Gabe could feel her gaze on him. “So what are you doing up there?”
“I’ve been looking for a place,” he answered, which was true.
“You’re moving there?” She sounded surprised.
“Part-time. That’s the plan.”
He didn’t answer, because he wasn’t sure how he could without feeling like shit and having her think the worst of him. Because once she learned the truth, she would wonder what everyone would, which was how in the fuck was he here and not there.
It was a question he kept asking himself.
“Are you . . . seeing someone there?” she asked, her voice quiet.
His head shot in her direction as he parked the Porsche. She wasn’t looking at him, but she was messing with her braid again. “No, I’m not seeing someone there.”
He reached over, gently wrapping his fingers around her wrist. Her gaze flew to his as he pulled her hand away from her hair. “I just have some stuff going on there, okay?”
Her brows knitted together. “Okay.”
Exhaling heavily, he let go of her wrist, refusing to acknowledge just how soft her damn skin was. “You ready?”
“For the surprise?” She smiled. “I think so.”
Laughing under his breath, he unhooked his seatbelt. “Hold on.”
Gabe climbed out and jogged around the front of the car, going to her side. He opened the door for her. Closing it behind her, he led her in through the back entrance of his workshop.
A blast of cold air and the scent of raw wood greeted them as he opened the door. He flipped the overhead light on. The lights whirled to life, casting the shop out of darkness.
Nic brushed past him, and the slight touch of her hip against his was like a punch to the gut. There was no ignoring the visceral reaction to her. His dick immediately roared to life, a sure sign he needed to get laid, because handling it himself wasn’t working.
She was a beautiful woman. That was all it was. And she was forbidden, a big no-no, which made her even more . . . there, right in front of him.
That’s what he kept telling himself as she stepped out of the hall and into the open space. “Wow.” She scanned the various projects he had going. “This place is bigger than I imagined.”

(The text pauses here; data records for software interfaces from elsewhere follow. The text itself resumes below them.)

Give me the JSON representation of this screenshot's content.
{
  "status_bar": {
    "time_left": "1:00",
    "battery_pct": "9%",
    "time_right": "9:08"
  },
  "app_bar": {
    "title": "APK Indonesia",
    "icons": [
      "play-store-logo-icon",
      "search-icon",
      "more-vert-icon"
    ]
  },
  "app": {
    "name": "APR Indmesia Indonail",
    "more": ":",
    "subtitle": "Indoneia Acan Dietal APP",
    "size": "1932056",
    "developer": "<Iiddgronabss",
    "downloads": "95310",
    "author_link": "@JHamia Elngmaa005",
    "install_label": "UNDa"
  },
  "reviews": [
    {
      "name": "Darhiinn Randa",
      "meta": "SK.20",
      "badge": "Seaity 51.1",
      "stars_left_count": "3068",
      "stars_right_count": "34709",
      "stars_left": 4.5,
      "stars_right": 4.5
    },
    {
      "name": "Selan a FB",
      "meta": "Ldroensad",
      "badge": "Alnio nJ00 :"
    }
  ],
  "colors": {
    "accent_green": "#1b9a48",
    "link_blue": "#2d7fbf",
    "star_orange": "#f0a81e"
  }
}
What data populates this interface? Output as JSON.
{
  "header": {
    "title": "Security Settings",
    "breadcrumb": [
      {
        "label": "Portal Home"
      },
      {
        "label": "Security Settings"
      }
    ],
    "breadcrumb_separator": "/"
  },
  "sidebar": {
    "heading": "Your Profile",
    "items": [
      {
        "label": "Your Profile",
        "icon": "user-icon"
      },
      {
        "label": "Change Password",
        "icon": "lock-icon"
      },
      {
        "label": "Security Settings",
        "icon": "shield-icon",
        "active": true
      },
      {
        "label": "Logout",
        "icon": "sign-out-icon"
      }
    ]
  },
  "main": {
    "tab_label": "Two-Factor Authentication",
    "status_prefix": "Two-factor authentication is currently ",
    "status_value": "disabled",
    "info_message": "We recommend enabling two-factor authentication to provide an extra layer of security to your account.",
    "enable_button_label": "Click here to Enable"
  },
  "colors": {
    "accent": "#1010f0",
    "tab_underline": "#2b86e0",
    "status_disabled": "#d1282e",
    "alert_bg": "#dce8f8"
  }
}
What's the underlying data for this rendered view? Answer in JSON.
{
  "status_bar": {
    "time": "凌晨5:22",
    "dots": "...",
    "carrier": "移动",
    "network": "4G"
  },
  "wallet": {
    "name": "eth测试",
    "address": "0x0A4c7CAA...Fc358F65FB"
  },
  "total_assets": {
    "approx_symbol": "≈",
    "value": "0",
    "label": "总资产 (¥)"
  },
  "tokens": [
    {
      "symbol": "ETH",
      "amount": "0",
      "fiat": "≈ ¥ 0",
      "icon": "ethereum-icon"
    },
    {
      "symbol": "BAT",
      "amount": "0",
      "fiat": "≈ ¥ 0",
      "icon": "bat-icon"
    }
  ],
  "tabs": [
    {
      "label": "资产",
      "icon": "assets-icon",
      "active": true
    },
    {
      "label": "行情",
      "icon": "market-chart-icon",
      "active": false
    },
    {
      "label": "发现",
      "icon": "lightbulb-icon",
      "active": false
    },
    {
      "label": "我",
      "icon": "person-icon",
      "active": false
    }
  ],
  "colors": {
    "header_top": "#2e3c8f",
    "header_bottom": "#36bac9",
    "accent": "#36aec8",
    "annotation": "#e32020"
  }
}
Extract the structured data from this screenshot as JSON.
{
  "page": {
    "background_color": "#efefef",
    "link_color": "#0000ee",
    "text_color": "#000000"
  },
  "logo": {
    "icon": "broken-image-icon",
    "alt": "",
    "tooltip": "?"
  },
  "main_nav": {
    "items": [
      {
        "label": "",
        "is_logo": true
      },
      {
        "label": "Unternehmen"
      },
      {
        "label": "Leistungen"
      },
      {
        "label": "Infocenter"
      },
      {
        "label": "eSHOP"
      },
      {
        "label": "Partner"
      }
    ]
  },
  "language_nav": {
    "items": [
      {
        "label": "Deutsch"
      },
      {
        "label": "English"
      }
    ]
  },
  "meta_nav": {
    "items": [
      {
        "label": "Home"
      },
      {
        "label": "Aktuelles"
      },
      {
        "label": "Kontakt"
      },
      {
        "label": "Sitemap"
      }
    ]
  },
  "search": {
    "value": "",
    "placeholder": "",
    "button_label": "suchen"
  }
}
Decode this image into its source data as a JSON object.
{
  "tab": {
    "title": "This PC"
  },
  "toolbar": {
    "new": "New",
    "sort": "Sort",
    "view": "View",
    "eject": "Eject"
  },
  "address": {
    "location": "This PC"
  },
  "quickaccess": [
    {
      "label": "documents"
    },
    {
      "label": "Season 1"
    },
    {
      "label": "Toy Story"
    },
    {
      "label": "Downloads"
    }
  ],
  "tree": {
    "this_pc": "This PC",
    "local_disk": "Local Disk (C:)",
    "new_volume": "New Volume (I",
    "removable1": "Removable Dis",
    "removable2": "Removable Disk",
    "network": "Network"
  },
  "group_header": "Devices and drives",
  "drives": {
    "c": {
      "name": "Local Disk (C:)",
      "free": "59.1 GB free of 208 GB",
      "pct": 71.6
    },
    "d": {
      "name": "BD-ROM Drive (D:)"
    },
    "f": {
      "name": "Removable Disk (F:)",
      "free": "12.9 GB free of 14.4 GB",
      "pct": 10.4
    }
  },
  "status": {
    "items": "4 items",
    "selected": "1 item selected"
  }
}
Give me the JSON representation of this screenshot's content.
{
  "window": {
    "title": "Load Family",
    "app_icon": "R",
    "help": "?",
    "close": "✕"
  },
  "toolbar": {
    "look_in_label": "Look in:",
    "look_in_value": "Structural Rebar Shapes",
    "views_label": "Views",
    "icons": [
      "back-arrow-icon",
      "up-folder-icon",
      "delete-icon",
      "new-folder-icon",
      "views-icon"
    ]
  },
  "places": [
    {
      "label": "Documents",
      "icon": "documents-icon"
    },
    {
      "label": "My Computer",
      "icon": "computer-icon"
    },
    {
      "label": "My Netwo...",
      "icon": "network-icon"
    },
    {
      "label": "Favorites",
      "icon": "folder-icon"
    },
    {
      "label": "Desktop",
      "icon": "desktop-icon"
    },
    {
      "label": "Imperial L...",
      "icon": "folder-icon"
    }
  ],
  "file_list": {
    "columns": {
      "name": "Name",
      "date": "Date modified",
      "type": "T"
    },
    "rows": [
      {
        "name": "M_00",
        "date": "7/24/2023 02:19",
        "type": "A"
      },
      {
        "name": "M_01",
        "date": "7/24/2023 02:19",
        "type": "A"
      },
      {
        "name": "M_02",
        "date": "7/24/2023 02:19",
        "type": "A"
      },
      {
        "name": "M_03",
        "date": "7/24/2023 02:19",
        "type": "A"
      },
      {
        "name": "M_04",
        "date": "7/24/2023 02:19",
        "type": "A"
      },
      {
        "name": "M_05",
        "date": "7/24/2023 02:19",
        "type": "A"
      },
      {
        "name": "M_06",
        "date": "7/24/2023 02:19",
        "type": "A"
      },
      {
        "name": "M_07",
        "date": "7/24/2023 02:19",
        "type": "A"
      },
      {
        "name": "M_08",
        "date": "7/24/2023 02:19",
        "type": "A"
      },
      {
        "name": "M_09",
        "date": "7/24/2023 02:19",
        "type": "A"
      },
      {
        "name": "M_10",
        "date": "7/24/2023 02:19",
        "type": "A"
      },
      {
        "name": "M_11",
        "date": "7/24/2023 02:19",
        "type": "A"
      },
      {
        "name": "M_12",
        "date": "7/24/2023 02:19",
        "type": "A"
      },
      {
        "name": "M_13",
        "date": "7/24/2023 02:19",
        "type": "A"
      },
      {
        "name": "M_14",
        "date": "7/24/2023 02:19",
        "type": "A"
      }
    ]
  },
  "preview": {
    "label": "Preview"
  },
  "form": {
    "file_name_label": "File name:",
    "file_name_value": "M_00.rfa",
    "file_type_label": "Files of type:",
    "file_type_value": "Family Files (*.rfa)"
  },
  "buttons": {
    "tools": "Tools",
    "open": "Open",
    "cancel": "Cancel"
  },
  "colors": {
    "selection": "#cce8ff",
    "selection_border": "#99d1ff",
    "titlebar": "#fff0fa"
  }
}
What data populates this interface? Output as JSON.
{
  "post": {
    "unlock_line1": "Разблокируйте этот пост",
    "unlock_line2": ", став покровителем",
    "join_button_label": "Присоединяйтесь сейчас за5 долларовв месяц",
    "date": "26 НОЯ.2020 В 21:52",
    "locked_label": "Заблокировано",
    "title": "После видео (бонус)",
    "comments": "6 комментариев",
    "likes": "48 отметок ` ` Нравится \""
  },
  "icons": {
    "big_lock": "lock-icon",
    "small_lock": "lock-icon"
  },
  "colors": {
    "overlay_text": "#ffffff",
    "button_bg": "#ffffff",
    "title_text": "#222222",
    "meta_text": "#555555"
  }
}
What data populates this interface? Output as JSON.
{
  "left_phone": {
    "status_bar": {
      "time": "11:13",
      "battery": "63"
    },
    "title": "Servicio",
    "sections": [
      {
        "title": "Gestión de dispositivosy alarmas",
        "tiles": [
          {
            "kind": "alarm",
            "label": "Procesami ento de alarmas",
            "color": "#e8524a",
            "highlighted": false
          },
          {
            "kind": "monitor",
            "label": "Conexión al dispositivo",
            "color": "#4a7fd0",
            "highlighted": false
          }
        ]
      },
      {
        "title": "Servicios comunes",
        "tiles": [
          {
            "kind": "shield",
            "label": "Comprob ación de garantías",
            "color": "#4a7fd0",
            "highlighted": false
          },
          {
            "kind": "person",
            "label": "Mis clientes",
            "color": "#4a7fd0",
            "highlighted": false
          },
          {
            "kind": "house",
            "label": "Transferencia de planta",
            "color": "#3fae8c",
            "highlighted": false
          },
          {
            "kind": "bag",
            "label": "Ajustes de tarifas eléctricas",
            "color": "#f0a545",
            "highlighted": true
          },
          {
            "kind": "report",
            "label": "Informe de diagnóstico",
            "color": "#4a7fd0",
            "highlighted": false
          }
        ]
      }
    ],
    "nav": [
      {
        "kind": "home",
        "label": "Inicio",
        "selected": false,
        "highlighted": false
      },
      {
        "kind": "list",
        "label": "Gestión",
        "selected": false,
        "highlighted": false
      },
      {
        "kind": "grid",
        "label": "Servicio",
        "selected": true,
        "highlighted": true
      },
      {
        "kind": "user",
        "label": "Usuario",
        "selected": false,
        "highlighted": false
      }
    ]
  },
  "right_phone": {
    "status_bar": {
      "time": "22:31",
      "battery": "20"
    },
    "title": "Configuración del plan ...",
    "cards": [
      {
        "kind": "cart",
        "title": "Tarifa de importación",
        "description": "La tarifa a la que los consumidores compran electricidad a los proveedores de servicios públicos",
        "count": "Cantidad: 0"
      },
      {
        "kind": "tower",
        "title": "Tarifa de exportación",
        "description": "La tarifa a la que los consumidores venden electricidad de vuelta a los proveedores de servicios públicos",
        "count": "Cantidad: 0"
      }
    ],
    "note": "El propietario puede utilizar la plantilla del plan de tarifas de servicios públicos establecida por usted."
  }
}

Nic moved further into the shop and knelt down, tracing the scrollwork on the leg of a chair. “This is beautiful, Gabe.” She looked up at him through thick lashes. “Really.”
He was oddly jealous of that chair leg.
“I always thought it was strange.” She stroked her hand across the carved wood.
“What?” He watched her tilt her head to the side.
“Lucian paints. Madeline was also a painter. You can turn a couple of sheets of plywood and lumber into something stunning.” She rose fluidly, with the grace of a lithe dancer. “But Devlin, he doesn’t have a talent.”
“Does pissing people off count as a talent? Because if so, he fucking excels at it.”
Her laugh was soft, but hell, it rolled and licked over his skin. “True.”
“Dev does have a hidden talent,” he said, unable to drag his gaze off her as she moved over to a workbench. She touched each tool left out with just one finger and then two, and he swore to God, his dick got harder.
How fucked-up was that?
He really needed to go out, find someone to screw his brains out, because the raw lust pounding through his veins needed an outlet.
And that outlet wasn’t Nic.
No matter how tempting she was.
“What’s his talent?” she asked, picking up a small chisel.
“He can sing.” He eased past her, running a hand over a table he’d been working on earlier in the day.
“What?” She laughed. “Are you for real?”
He nodded as he stopped on the other side of her. One would think talking about his brother would do something about the hard-on he was rocking at the moment, but apparently not. “Would I lie about something like that?”
“I don’t know. Maybe?”
“Well, I’m not. The man can sing. But you’d have to get him drunk before that happens.” He was done talking about his brother. “Come on. Your surprise is through that door over there.”
Her gaze drifted over his shoulder. “I really have no idea what this surprise is.”